> [INSTRUCTIONS FOR THE TASK]: Find the string "tasks" in the records. Copy each line that has it.

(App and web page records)
- - - - -

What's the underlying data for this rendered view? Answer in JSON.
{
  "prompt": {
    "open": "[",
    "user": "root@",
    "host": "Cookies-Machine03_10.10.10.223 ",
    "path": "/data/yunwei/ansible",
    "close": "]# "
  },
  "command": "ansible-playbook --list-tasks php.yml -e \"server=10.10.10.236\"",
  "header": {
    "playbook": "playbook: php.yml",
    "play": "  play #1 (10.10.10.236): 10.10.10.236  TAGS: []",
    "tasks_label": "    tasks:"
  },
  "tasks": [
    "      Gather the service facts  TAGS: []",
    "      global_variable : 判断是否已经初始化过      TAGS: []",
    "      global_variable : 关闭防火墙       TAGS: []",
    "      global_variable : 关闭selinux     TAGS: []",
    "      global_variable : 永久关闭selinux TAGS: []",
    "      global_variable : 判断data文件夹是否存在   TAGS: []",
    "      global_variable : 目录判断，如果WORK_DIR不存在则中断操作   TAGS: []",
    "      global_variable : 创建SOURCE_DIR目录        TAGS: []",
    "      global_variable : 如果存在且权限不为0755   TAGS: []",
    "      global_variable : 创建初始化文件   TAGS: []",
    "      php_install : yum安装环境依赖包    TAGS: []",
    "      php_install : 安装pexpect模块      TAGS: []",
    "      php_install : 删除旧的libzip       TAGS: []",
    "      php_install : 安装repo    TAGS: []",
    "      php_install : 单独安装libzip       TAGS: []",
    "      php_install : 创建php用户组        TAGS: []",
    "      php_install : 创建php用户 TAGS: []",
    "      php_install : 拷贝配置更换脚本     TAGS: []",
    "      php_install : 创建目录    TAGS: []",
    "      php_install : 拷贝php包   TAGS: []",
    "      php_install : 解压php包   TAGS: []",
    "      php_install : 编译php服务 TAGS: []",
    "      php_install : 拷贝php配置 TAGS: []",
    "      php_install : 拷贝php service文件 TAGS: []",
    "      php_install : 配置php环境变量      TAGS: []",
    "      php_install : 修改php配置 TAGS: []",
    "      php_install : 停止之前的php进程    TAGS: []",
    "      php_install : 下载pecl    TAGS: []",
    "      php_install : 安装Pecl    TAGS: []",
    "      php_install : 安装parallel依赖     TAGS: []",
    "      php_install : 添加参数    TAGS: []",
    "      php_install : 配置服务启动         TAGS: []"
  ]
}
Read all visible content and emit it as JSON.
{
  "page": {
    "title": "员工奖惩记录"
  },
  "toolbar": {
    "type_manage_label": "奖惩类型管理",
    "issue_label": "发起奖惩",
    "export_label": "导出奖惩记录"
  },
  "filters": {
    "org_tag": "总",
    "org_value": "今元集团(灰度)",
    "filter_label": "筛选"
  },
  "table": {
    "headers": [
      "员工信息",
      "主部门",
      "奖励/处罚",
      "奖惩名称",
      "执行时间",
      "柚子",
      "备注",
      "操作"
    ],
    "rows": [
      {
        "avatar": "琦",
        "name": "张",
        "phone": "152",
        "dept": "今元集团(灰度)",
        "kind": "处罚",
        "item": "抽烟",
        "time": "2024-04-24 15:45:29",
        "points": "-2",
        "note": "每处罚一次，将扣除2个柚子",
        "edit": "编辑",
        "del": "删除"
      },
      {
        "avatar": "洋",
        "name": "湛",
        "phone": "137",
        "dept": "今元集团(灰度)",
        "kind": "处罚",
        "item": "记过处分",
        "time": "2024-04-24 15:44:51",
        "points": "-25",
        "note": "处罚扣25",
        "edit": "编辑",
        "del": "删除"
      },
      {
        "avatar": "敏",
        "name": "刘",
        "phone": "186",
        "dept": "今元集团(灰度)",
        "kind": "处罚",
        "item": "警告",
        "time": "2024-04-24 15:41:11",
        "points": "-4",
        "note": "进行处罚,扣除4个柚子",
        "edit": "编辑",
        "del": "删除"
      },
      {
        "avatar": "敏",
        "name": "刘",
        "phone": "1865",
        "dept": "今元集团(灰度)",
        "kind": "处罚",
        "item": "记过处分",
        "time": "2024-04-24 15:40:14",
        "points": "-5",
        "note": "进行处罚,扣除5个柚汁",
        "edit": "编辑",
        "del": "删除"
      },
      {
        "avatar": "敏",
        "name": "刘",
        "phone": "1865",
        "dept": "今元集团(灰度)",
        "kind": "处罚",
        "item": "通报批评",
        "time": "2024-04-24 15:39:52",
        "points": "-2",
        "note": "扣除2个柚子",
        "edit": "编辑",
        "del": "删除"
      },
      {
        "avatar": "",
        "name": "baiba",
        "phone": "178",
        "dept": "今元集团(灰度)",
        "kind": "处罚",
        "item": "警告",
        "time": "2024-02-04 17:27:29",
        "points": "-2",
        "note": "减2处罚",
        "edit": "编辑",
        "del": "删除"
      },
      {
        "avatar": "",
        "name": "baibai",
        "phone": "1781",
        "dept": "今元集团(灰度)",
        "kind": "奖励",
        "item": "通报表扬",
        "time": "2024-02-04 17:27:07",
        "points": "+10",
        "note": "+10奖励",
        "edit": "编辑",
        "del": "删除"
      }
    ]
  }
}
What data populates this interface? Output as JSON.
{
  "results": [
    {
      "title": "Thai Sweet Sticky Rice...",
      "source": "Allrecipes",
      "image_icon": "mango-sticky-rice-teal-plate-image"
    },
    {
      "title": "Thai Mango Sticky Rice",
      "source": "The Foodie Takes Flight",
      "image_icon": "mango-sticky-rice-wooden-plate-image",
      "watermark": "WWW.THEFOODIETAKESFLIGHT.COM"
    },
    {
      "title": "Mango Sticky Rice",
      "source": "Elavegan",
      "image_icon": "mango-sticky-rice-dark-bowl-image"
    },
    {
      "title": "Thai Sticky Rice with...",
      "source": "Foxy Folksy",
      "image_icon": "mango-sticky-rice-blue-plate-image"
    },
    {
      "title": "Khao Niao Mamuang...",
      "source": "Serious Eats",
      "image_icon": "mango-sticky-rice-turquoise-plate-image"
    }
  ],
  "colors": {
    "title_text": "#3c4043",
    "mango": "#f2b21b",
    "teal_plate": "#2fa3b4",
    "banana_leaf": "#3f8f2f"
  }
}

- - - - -

> [ANSWER FOR THIS EXERCISE]:
  "command": "ansible-playbook --list-tasks php.yml -e \"server=10.10.10.236\"",
    "tasks_label": "    tasks:"
  "tasks": [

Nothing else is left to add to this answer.